## WORK INSTRUCTIONS
Would you please repeat the data exactly as given?

## ENTRIES SUPPLIED
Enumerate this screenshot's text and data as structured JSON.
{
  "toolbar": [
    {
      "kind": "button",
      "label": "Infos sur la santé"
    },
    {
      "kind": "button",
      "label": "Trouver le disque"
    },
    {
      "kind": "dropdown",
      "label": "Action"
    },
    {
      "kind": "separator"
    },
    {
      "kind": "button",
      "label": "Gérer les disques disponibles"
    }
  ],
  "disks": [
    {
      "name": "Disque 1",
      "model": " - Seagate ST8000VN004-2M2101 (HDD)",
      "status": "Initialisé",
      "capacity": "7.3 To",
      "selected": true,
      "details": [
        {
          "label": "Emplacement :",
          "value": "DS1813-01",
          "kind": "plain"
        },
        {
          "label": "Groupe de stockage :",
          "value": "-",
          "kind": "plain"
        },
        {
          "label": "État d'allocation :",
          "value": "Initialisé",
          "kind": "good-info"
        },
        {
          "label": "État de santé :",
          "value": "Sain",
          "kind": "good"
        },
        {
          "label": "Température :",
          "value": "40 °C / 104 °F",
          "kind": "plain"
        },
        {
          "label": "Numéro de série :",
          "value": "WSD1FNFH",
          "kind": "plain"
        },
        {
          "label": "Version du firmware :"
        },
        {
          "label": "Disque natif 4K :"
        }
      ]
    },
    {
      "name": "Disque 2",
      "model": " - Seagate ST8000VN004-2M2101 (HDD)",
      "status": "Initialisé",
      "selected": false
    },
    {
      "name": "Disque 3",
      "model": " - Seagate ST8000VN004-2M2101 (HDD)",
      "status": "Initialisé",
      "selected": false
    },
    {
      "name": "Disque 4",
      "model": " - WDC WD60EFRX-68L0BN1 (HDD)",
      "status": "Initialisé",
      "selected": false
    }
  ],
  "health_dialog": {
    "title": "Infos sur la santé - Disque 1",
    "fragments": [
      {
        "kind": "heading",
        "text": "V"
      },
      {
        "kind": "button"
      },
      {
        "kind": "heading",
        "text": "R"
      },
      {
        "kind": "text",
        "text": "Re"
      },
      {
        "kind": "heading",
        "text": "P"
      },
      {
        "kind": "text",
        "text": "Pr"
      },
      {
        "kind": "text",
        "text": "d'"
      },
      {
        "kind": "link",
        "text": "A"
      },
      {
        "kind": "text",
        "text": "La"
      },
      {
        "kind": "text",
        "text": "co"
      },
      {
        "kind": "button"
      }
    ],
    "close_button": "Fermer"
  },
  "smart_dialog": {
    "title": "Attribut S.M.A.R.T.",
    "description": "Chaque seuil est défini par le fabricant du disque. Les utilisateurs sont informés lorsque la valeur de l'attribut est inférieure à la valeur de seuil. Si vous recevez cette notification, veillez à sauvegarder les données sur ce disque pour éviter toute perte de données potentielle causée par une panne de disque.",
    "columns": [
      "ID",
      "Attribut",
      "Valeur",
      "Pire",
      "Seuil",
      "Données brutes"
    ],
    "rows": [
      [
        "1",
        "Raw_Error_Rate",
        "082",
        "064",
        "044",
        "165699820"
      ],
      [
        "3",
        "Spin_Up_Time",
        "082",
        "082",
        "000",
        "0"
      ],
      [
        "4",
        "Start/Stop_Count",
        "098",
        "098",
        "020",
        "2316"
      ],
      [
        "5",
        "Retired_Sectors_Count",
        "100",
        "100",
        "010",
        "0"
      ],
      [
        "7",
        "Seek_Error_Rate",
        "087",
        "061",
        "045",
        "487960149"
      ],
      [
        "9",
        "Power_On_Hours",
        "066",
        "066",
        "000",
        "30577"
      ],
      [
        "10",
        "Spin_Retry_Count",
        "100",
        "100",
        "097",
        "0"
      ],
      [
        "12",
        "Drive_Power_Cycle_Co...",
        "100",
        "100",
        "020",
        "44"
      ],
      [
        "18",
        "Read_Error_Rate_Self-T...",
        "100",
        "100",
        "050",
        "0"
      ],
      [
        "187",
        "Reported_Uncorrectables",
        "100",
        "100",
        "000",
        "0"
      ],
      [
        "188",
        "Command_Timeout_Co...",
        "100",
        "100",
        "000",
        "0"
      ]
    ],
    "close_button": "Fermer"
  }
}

## TASK OUTPUT
Enumerate this screenshot's text and data as structured JSON.
{
  "toolbar": [
    {
      "kind": "button",
      "label": "Infos sur la santé"
    },
    {
      "kind": "button",
      "label": "Trouver le disque"
    },
    {
      "kind": "dropdown",
      "label": "Action"
    },
    {
      "kind": "separator"
    },
    {
      "kind": "button",
      "label": "Gérer les disques disponibles"
    }
  ],
  "disks": [
    {
      "name": "Disque 1",
      "model": " - Seagate ST8000VN004-2M2101 (HDD)",
      "status": "Initialisé",
      "capacity": "7.3 To",
      "selected": true,
      "details": [
        {
          "label": "Emplacement :",
          "value": "DS1813-01",
          "kind": "plain"
        },
        {
          "label": "Groupe de stockage :",
          "value": "-",
          "kind": "plain"
        },
        {
          "label": "État d'allocation :",
          "value": "Initialisé",
          "kind": "good-info"
        },
        {
          "label": "État de santé :",
          "value": "Sain",
          "kind": "good"
        },
        {
          "label": "Température :",
          "value": "40 °C / 104 °F",
          "kind": "plain"
        },
        {
          "label": "Numéro de série :",
          "value": "WSD1FNFH",
          "kind": "plain"
        },
        {
          "label": "Version du firmware :"
        },
        {
          "label": "Disque natif 4K :"
        }
      ]
    },
    {
      "name": "Disque 2",
      "model": " - Seagate ST8000VN004-2M2101 (HDD)",
      "status": "Initialisé",
      "selected": false
    },
    {
      "name": "Disque 3",
      "model": " - Seagate ST8000VN004-2M2101 (HDD)",
      "status": "Initialisé",
      "selected": false
    },
    {
      "name": "Disque 4",
      "model": " - WDC WD60EFRX-68L0BN1 (HDD)",
      "status": "Initialisé",
      "selected": false
    }
  ],
  "health_dialog": {
    "title": "Infos sur la santé - Disque 1",
    "fragments": [
      {
        "kind": "heading",
        "text": "V"
      },
      {
        "kind": "button"
      },
      {
        "kind": "heading",
        "text": "R"
      },
      {
        "kind": "text",
        "text": "Re"
      },
      {
        "kind": "heading",
        "text": "P"
      },
      {
        "kind": "text",
        "text": "Pr"
      },
      {
        "kind": "text",
        "text": "d'"
      },
      {
        "kind": "link",
        "text": "A"
      },
      {
        "kind": "text",
        "text": "La"
      },
      {
        "kind": "text",
        "text": "co"
      },
      {
        "kind": "button"
      }
    ],
    "close_button": "Fermer"
  },
  "smart_dialog": {
    "title": "Attribut S.M.A.R.T.",
    "description": "Chaque seuil est défini par le fabricant du disque. Les utilisateurs sont informés lorsque la valeur de l'attribut est inférieure à la valeur de seuil. Si vous recevez cette notification, veillez à sauvegarder les données sur ce disque pour éviter toute perte de données potentielle causée par une panne de disque.",
    "columns": [
      "ID",
      "Attribut",
      "Valeur",
      "Pire",
      "Seuil",
      "Données brutes"
    ],
    "rows": [
      [
        "1",
        "Raw_Error_Rate",
        "082",
        "064",
        "044",
        "165699820"
      ],
      [
        "3",
        "Spin_Up_Time",
        "082",
        "082",
        "000",
        "0"
      ],
      [
        "4",
        "Start/Stop_Count",
        "098",
        "098",
        "020",
        "2316"
      ],
      [
        "5",
        "Retired_Sectors_Count",
        "100",
        "100",
        "010",
        "0"
      ],
      [
        "7",
        "Seek_Error_Rate",
        "087",
        "061",
        "045",
        "487960149"
      ],
      [
        "9",
        "Power_On_Hours",
        "066",
        "066",
        "000",
        "30577"
      ],
      [
        "10",
        "Spin_Retry_Count",
        "100",
        "100",
        "097",
        "0"
      ],
      [
        "12",
        "Drive_Power_Cycle_Co...",
        "100",
        "100",
        "020",
        "44"
      ],
      [
        "18",
        "Read_Error_Rate_Self-T...",
        "100",
        "100",
        "050",
        "0"
      ],
      [
        "187",
        "Reported_Uncorrectables",
        "100",
        "100",
        "000",
        "0"
      ],
      [
        "188",
        "Command_Timeout_Co...",
        "100",
        "100",
        "000",
        "0"
      ]
    ],
    "close_button": "Fermer"
  }
}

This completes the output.